REQUIREMENT:
From the material beneath, pull every line with the word "this".

EXERCISE DATA:
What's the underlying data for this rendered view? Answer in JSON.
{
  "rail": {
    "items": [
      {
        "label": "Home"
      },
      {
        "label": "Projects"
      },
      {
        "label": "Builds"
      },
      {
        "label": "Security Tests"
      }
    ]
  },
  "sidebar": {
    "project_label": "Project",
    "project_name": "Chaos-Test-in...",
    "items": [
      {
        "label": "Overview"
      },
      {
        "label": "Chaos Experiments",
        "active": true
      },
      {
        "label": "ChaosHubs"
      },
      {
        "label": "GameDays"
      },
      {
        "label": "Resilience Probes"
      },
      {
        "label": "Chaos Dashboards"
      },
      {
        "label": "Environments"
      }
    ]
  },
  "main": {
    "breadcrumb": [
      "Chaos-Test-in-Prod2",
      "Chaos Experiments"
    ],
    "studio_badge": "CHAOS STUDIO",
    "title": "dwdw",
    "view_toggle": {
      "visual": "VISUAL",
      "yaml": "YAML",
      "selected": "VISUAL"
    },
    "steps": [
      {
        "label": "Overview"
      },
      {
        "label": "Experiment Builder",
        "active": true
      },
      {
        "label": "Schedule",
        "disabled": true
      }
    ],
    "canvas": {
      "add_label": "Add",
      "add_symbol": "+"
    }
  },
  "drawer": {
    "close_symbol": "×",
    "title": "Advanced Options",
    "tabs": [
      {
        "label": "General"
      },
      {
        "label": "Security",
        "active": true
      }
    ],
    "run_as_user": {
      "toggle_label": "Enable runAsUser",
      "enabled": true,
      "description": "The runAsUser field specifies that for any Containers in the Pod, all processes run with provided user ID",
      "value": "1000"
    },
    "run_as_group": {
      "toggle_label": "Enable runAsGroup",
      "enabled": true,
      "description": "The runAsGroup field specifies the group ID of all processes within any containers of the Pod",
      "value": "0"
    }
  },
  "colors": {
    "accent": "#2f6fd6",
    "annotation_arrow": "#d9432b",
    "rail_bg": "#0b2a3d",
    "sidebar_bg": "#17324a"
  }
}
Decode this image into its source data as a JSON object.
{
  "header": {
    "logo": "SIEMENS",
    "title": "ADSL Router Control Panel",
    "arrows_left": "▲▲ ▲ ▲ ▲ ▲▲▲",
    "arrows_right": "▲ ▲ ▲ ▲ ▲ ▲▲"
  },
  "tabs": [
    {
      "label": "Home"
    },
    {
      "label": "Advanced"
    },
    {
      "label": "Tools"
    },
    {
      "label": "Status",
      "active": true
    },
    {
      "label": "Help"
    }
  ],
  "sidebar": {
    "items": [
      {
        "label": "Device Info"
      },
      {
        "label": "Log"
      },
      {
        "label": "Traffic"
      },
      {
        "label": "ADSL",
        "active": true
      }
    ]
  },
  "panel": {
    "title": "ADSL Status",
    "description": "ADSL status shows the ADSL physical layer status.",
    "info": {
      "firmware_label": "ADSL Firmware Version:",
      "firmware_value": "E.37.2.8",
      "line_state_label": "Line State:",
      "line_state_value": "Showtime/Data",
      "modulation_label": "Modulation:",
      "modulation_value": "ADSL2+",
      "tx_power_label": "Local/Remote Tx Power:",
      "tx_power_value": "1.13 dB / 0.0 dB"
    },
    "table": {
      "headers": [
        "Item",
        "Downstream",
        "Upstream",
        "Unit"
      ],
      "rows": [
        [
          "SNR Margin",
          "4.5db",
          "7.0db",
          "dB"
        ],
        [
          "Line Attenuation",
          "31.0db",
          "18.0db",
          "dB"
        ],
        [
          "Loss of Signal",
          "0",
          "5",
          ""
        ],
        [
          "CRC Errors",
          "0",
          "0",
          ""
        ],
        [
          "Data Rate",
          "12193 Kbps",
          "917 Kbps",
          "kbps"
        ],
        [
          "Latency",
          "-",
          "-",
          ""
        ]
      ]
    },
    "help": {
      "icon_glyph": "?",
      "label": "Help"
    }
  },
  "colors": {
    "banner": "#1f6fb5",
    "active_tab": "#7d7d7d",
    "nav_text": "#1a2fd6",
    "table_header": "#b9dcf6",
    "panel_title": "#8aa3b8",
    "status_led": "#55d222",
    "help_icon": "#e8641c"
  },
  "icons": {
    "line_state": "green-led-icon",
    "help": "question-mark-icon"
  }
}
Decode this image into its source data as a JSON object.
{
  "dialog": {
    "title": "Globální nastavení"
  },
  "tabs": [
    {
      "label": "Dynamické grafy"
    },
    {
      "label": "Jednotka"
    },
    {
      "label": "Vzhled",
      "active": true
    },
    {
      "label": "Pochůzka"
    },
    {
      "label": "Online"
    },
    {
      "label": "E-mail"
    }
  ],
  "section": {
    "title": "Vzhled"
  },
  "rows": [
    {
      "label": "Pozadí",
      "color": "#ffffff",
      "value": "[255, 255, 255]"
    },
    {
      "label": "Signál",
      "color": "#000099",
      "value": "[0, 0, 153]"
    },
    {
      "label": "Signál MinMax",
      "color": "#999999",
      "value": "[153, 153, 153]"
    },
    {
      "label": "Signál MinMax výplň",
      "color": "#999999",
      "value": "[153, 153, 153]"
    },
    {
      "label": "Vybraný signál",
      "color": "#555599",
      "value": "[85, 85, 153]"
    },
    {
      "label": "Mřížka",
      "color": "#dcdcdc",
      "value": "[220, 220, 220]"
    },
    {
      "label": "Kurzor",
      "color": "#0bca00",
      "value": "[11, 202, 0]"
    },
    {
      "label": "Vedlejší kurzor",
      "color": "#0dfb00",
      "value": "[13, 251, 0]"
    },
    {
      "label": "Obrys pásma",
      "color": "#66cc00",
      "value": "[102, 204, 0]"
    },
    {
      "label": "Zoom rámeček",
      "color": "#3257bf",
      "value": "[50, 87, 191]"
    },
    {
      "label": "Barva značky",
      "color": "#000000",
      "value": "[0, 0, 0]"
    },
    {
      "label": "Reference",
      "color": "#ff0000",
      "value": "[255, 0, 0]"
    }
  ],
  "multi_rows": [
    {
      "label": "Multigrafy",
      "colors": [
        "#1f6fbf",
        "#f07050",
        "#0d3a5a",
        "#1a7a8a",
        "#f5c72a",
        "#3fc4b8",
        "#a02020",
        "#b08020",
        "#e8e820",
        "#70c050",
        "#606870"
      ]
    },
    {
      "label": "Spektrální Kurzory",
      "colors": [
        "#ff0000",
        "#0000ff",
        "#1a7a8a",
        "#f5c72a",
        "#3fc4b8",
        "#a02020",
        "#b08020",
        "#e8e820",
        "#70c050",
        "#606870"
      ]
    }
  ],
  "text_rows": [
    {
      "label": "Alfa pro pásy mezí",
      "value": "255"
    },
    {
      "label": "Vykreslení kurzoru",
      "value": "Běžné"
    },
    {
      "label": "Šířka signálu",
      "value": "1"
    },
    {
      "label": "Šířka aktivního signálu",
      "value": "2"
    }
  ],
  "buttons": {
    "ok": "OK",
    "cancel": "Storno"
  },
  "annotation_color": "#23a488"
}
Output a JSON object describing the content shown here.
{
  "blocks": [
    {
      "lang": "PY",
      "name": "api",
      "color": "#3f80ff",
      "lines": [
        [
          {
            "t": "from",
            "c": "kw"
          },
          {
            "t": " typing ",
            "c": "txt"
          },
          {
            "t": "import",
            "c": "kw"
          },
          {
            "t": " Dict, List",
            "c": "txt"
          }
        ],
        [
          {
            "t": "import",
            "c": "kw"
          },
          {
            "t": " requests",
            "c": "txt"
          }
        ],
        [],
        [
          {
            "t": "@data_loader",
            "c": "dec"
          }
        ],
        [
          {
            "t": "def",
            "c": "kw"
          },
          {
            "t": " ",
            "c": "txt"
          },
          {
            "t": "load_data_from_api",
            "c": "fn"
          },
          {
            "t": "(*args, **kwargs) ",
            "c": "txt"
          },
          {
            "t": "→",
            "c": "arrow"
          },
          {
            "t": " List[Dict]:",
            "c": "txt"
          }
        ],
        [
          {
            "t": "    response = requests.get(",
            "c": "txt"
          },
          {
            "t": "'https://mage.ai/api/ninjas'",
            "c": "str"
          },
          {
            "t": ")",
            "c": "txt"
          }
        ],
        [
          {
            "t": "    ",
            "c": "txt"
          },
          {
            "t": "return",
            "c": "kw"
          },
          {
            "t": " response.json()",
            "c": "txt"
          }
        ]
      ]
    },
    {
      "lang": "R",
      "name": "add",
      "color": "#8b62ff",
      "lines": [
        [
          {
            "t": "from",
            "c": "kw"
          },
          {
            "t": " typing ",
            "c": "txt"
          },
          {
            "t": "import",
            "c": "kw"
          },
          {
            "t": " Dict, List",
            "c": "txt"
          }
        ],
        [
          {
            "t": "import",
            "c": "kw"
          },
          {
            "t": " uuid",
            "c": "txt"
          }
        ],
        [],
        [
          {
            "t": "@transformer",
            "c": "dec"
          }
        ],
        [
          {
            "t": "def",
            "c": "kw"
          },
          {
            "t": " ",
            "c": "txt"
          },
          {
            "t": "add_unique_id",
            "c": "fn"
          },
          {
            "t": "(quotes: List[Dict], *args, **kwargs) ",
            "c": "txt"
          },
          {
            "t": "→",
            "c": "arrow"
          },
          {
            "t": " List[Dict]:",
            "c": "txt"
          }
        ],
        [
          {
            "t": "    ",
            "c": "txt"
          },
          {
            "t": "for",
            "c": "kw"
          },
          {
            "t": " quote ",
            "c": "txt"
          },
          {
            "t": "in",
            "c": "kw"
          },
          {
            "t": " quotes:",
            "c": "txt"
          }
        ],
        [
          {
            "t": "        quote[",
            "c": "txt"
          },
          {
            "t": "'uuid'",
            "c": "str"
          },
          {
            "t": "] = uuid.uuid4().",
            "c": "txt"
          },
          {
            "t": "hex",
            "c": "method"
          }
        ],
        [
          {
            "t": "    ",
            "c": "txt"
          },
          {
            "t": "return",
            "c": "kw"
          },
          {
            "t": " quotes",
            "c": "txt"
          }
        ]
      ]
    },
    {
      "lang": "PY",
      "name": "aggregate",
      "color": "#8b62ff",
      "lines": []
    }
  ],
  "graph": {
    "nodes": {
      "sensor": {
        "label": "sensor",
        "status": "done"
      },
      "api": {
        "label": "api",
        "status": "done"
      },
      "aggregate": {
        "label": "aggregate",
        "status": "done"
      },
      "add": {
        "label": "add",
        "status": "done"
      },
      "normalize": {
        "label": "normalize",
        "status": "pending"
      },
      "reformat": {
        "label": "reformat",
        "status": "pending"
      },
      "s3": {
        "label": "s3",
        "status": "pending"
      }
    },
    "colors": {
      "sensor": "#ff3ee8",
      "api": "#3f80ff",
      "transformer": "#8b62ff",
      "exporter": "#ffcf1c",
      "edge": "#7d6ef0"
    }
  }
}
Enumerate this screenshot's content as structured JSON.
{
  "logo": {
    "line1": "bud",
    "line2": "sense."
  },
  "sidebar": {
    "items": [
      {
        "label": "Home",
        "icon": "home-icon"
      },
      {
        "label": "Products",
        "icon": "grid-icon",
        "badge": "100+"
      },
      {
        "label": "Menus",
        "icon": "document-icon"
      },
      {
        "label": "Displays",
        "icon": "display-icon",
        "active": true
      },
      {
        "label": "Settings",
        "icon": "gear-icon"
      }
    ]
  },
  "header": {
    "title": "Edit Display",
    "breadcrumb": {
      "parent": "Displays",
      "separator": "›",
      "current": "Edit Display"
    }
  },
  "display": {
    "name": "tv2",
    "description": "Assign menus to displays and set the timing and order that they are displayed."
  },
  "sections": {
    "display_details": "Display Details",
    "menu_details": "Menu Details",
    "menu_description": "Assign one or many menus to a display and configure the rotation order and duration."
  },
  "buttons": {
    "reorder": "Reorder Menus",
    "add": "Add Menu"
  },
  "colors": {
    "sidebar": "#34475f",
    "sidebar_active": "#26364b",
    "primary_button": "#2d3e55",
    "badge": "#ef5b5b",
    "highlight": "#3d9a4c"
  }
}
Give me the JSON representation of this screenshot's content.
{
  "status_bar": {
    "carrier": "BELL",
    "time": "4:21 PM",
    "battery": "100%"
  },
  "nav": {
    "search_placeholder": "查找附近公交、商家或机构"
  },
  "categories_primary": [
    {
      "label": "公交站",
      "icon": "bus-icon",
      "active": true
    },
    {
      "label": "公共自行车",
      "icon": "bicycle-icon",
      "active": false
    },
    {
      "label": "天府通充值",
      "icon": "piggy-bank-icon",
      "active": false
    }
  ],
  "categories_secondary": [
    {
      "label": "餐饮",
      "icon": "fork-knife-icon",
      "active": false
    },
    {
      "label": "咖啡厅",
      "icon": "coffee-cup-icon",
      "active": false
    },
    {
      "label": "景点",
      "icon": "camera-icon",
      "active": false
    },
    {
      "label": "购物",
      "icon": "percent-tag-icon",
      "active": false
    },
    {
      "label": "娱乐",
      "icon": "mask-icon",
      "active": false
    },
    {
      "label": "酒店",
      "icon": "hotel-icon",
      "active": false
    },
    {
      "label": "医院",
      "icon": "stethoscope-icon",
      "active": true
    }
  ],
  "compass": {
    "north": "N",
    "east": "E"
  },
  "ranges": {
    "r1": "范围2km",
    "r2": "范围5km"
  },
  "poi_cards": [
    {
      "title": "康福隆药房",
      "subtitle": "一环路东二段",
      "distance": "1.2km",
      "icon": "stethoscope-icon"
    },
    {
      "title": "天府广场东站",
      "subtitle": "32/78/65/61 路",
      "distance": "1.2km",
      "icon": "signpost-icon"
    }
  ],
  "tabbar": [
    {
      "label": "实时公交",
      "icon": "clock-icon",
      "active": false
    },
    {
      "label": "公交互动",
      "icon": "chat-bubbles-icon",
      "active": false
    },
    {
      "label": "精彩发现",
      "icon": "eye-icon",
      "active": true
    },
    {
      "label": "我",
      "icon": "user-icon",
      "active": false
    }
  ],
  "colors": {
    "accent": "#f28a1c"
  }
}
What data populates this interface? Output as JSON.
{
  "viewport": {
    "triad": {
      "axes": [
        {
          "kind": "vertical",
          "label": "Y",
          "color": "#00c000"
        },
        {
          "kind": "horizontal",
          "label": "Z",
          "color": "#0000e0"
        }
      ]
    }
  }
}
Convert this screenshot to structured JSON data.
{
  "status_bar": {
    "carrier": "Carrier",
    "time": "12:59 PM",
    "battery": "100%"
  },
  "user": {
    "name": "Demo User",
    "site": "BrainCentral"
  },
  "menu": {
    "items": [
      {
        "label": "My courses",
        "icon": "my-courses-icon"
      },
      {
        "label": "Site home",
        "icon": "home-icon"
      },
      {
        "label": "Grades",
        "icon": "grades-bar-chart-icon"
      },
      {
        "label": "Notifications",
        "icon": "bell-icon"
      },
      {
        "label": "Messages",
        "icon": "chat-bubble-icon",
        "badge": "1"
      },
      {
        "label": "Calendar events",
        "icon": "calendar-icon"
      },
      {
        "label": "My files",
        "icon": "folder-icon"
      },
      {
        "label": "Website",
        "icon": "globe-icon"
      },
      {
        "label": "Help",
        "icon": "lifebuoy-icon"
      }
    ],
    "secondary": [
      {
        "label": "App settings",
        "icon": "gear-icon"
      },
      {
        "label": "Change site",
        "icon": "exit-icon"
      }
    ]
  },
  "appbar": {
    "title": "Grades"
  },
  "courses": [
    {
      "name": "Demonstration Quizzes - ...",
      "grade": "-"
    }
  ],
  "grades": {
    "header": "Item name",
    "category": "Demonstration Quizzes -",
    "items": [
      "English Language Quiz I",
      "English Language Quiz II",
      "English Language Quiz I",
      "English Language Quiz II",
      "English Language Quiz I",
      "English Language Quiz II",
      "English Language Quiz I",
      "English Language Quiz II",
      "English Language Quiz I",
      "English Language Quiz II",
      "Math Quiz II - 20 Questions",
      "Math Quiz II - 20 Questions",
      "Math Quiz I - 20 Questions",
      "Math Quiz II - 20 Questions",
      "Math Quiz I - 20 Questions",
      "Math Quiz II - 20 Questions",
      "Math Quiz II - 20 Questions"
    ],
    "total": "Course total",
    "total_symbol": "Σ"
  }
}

WRITTEN ANSWER:
What's the underlying data for this rendered view? Answer in JSON.
Decode this image into its source data as a JSON object.
Decode this image into its source data as a JSON object.
Enumerate this screenshot's content as structured JSON.
Give me the JSON representation of this screenshot's content.
What data populates this interface? Output as JSON.
Convert this screenshot to structured JSON data.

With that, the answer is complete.